◆ **Work to complete**
Would you repeat the entries below exactly and omit the pictures?

(Collected data entries)
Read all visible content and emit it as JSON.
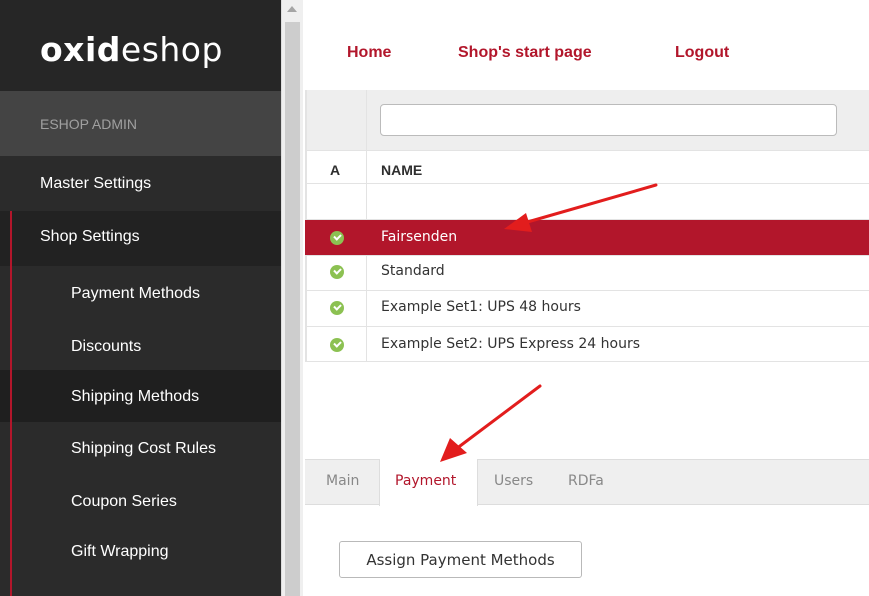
{
  "colors": {
    "accent": "#b2162b",
    "sidebar_bg": "#2b2b2b",
    "active_check": "#8cc152"
  },
  "logo": {
    "bold": "oxid",
    "thin": "eshop"
  },
  "sidebar": {
    "section_title": "ESHOP ADMIN",
    "items": [
      {
        "label": "Master Settings",
        "level": 1
      },
      {
        "label": "Shop Settings",
        "level": 1
      },
      {
        "label": "Payment Methods",
        "level": 2
      },
      {
        "label": "Discounts",
        "level": 2
      },
      {
        "label": "Shipping Methods",
        "level": 2,
        "selected": true
      },
      {
        "label": "Shipping Cost Rules",
        "level": 2
      },
      {
        "label": "Coupon Series",
        "level": 2
      },
      {
        "label": "Gift Wrapping",
        "level": 2
      }
    ]
  },
  "topnav": {
    "home": "Home",
    "start": "Shop's start page",
    "logout": "Logout"
  },
  "list": {
    "search": {
      "value": "",
      "placeholder": ""
    },
    "columns": {
      "active": "A",
      "name": "NAME"
    },
    "rows": [
      {
        "name": "Fairsenden",
        "active": true,
        "selected": true
      },
      {
        "name": "Standard",
        "active": true
      },
      {
        "name": "Example Set1: UPS 48 hours",
        "active": true
      },
      {
        "name": "Example Set2: UPS Express 24 hours",
        "active": true
      }
    ]
  },
  "tabs": [
    "Main",
    "Payment",
    "Users",
    "RDFa"
  ],
  "selected_tab": "Payment",
  "assign_button": "Assign Payment Methods"
}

◆ **Reply**
Read all visible content and emit it as JSON.
{
  "colors": {
    "accent": "#b2162b",
    "sidebar_bg": "#2b2b2b",
    "active_check": "#8cc152"
  },
  "logo": {
    "bold": "oxid",
    "thin": "eshop"
  },
  "sidebar": {
    "section_title": "ESHOP ADMIN",
    "items": [
      {
        "label": "Master Settings",
        "level": 1
      },
      {
        "label": "Shop Settings",
        "level": 1
      },
      {
        "label": "Payment Methods",
        "level": 2
      },
      {
        "label": "Discounts",
        "level": 2
      },
      {
        "label": "Shipping Methods",
        "level": 2,
        "selected": true
      },
      {
        "label": "Shipping Cost Rules",
        "level": 2
      },
      {
        "label": "Coupon Series",
        "level": 2
      },
      {
        "label": "Gift Wrapping",
        "level": 2
      }
    ]
  },
  "topnav": {
    "home": "Home",
    "start": "Shop's start page",
    "logout": "Logout"
  },
  "list": {
    "search": {
      "value": "",
      "placeholder": ""
    },
    "columns": {
      "active": "A",
      "name": "NAME"
    },
    "rows": [
      {
        "name": "Fairsenden",
        "active": true,
        "selected": true
      },
      {
        "name": "Standard",
        "active": true
      },
      {
        "name": "Example Set1: UPS 48 hours",
        "active": true
      },
      {
        "name": "Example Set2: UPS Express 24 hours",
        "active": true
      }
    ]
  },
  "tabs": [
    "Main",
    "Payment",
    "Users",
    "RDFa"
  ],
  "selected_tab": "Payment",
  "assign_button": "Assign Payment Methods"
}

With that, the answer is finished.